*** Data for processing ***
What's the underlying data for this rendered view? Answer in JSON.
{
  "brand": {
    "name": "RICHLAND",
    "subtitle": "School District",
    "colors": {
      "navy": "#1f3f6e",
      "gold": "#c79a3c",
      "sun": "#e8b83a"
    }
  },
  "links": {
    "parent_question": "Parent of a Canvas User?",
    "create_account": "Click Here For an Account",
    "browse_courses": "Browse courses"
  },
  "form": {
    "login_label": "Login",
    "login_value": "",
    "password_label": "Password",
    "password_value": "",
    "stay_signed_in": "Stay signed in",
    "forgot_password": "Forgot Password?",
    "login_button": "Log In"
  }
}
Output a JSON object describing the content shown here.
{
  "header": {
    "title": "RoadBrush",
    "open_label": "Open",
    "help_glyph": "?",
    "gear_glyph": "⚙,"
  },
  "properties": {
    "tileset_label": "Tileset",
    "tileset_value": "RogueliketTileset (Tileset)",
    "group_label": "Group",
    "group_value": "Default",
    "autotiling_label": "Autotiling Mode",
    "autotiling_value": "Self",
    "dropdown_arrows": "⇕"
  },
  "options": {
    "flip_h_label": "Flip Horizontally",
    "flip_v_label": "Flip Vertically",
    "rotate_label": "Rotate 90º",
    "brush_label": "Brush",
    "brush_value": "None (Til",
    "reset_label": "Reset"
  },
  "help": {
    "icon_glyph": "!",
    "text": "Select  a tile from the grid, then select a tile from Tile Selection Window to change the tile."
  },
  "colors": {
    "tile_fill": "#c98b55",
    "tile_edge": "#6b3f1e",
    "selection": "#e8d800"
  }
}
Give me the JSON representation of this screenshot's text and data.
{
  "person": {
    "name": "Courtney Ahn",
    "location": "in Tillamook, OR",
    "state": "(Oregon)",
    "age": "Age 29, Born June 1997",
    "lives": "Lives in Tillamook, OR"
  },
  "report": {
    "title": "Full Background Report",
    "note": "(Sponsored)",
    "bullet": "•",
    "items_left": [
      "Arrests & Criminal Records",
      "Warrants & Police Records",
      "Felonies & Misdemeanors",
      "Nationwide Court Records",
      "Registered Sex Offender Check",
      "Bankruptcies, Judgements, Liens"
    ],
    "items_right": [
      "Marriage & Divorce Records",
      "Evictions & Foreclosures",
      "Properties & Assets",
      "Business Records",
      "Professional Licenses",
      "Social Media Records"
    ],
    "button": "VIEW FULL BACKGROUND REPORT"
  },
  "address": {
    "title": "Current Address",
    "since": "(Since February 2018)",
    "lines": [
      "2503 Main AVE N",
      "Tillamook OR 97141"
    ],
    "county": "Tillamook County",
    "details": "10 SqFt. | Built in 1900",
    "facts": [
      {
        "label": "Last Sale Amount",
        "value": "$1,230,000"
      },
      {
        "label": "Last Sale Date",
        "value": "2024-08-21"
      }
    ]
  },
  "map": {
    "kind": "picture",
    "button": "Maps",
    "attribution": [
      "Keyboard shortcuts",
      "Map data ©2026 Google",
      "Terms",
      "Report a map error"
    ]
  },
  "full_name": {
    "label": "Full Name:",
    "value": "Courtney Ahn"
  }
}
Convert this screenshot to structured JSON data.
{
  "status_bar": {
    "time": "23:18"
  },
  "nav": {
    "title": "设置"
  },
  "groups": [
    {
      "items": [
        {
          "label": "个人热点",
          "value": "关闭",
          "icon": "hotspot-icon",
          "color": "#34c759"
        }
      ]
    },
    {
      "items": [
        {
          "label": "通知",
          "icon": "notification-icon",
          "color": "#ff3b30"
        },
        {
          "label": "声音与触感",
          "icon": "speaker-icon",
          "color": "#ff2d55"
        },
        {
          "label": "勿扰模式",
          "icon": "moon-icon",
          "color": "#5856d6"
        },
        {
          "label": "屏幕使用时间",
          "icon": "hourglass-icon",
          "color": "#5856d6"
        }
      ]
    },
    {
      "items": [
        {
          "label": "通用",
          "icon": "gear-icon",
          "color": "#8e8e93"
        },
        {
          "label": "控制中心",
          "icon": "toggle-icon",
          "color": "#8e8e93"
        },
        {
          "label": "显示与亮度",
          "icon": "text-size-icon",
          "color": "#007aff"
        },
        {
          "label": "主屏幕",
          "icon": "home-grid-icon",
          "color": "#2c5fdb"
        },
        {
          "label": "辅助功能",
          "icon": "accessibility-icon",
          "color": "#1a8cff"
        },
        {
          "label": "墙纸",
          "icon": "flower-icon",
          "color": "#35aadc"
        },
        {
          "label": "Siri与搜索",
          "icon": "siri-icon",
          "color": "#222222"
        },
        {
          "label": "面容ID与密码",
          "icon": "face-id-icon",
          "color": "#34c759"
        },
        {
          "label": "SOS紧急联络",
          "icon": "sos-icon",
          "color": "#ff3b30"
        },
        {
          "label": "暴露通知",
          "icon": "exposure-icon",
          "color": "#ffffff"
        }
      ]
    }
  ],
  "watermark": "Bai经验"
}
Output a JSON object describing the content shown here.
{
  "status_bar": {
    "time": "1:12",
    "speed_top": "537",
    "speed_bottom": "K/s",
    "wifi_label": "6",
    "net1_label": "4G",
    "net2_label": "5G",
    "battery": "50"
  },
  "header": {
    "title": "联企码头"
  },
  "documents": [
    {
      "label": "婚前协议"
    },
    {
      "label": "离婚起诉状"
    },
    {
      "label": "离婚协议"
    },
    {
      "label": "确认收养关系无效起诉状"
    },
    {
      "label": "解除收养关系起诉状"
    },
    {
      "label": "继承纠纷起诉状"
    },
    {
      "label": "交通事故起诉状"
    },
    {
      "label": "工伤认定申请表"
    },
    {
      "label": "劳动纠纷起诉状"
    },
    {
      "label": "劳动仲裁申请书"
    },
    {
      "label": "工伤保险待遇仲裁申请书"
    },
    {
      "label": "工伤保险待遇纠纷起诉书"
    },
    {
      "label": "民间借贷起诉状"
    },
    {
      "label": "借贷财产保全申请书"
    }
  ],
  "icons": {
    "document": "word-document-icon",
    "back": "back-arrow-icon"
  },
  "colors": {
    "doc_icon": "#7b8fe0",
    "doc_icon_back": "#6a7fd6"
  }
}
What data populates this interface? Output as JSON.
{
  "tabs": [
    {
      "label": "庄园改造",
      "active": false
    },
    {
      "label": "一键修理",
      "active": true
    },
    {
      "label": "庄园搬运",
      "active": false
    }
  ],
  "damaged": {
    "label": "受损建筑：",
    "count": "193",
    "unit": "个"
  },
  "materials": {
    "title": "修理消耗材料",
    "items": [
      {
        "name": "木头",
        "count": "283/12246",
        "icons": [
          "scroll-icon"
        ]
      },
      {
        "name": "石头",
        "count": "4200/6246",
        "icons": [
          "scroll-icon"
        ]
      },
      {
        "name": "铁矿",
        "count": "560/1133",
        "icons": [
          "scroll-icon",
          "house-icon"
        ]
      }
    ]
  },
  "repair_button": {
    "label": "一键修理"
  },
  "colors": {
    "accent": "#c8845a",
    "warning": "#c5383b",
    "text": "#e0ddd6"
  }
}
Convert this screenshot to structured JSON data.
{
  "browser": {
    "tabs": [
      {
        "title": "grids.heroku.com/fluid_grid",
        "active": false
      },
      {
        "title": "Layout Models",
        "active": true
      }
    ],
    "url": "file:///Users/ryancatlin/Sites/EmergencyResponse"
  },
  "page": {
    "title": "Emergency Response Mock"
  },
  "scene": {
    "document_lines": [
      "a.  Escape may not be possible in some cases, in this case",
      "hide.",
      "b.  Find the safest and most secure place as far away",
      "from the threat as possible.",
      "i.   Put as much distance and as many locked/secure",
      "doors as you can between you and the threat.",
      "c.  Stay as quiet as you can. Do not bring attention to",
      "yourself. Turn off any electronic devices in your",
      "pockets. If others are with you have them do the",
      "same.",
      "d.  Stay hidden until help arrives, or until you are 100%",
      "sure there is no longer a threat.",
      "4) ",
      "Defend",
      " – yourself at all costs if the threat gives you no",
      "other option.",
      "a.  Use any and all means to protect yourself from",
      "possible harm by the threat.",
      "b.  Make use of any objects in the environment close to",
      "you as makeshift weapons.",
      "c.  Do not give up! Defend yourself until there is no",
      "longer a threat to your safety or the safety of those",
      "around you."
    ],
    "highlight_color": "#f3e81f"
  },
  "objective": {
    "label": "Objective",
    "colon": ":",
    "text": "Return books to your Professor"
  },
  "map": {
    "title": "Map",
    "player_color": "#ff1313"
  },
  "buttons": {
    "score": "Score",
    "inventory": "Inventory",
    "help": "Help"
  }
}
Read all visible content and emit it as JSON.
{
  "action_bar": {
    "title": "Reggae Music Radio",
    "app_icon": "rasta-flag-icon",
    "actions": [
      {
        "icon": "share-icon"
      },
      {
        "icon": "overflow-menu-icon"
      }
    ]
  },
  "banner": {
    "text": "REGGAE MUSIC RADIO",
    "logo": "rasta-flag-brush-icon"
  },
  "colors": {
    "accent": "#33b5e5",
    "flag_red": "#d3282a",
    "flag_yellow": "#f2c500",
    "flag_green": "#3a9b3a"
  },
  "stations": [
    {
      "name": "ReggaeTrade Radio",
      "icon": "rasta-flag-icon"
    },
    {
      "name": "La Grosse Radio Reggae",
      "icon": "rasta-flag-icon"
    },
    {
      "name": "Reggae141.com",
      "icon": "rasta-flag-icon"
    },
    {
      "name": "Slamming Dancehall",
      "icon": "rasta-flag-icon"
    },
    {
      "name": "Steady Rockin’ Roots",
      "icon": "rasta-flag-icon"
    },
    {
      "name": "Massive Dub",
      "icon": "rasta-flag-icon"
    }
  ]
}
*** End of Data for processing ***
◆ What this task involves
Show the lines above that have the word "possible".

◆ Task result
      "a.  Escape may not be possible in some cases, in this case",
      "from the threat as possible.",
      "possible harm by the threat.",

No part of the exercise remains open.